Usually I see them each individually, but this time we decided to gather as a trio. Later, when my mom asked me what we did, I said we spent the day talking — which was true. But that doesn’t really capture the beauty of a day to connect, the deep relaxation and 8-hour vacation from everyday life.
Between the ages of 10 and 13, I must’ve picked up my worn copy of Louisa May Alcott’s Little Women approximately 1,973 times. The first few times, I read it all the way through, and then later I’d just read chapters here and there before drifting off to sleep under my Laura Ashley-knockoff comforter.
Last weekend I was home in Buffalo for a whirlwind few days of family and rest, and some quality time with Zipper, Golden Retriever Champion of Cuteness. My old copy of Little Women was there on a bookshelf, and so I flipped it open again, expecting to find nothing terribly interesting and only to reminisce about just how boring my tween tastes were.
But I was still captivated. Jo’s struggles with being an oddball who likes writing, Meg’s first stabs at independence, Amy’s doubts over her creativity — all pulled me right back in as vividly as ever. And when Beth first got sick with The Fever and then recovered? Tears, I tell you. Tears.
With 15 years of distance, I can now quantify a little bit of the magic. Louisa May Alcott only hits the big moments in their lives. Every chapter is on the cusp of a crisis or change. She spends a lot of time on characters, and slips in new details about them in passing, as though these people were pre-formed and now’s just the right time to tell us about Jo’s pride in her sewing abilities. Everyone is flawed, in their own ways, and collectively — the sisters drift towards laziness, bad tempers, self-centeredness (though Beth only drifts the tiniest smidge, when she spends too much time playing with her cats). They learn lessons at every turn. Sometimes heavy-handed lessons, but we see them grow. Their inner monologues intermingle with the narrator’s voice at times, in a version of free indirect style, so that their thoughts are seamlessly delivered when necessary.
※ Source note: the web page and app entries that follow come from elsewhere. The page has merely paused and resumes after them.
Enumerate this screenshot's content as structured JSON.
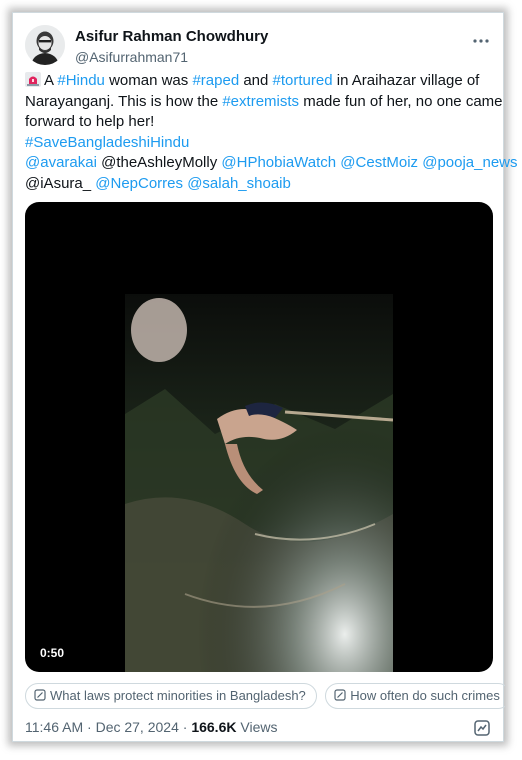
{
  "author": {
    "name": "Asifur Rahman Chowdhury",
    "handle": "@Asifurrahman71"
  },
  "tweet": {
    "alert_icon": "rotating-light-icon",
    "lines": [
      [
        {
          "t": "A ",
          "tag": false
        },
        {
          "t": "#Hindu",
          "tag": true
        },
        {
          "t": " woman was ",
          "tag": false
        },
        {
          "t": "#raped",
          "tag": true
        },
        {
          "t": " and ",
          "tag": false
        },
        {
          "t": "#tortured",
          "tag": true
        },
        {
          "t": " in Araihazar village of",
          "tag": false
        }
      ],
      [
        {
          "t": "Narayanganj. This is how the ",
          "tag": false
        },
        {
          "t": "#extremists",
          "tag": true
        },
        {
          "t": " made fun of her, no one came",
          "tag": false
        }
      ],
      [
        {
          "t": "forward to help her!",
          "tag": false
        }
      ],
      [
        {
          "t": "#SaveBangladeshiHindu",
          "tag": true
        }
      ],
      [
        {
          "t": "@avarakai",
          "tag": true
        },
        {
          "t": " @theAshleyMolly ",
          "tag": false
        },
        {
          "t": "@HPhobiaWatch",
          "tag": true
        },
        {
          "t": " ",
          "tag": false
        },
        {
          "t": "@CestMoiz",
          "tag": true
        },
        {
          "t": " ",
          "tag": false
        },
        {
          "t": "@pooja_news",
          "tag": true
        }
      ],
      [
        {
          "t": "@iAsura_ ",
          "tag": false
        },
        {
          "t": "@NepCorres",
          "tag": true
        },
        {
          "t": " ",
          "tag": false
        },
        {
          "t": "@salah_shoaib",
          "tag": true
        }
      ]
    ]
  },
  "media": {
    "duration": "0:50"
  },
  "suggestions": [
    "What laws protect minorities in Bangladesh?",
    "How often do such crimes"
  ],
  "meta": {
    "time": "11:46 AM",
    "separator": " · ",
    "date": "Dec 27, 2024",
    "views_count": "166.6K",
    "views_label": " Views"
  },
  "colors": {
    "link": "#1d9bf0",
    "text": "#0f1419",
    "secondary": "#536471",
    "border": "#cfd9de"
  }
}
My copy of this book is hardcover, a huge book only slightly lighter than a dictionary. So I wasn’t sure if I wanted to take it on the plane. I could leave it on the shelf. I could pick it up again next year. But Meg just got married and she’s about to have her babies, and Laurie’s going to ask Jo to marry him, and Beth is looking pale again … I shoved it in my carry-on and took it back to Chicago.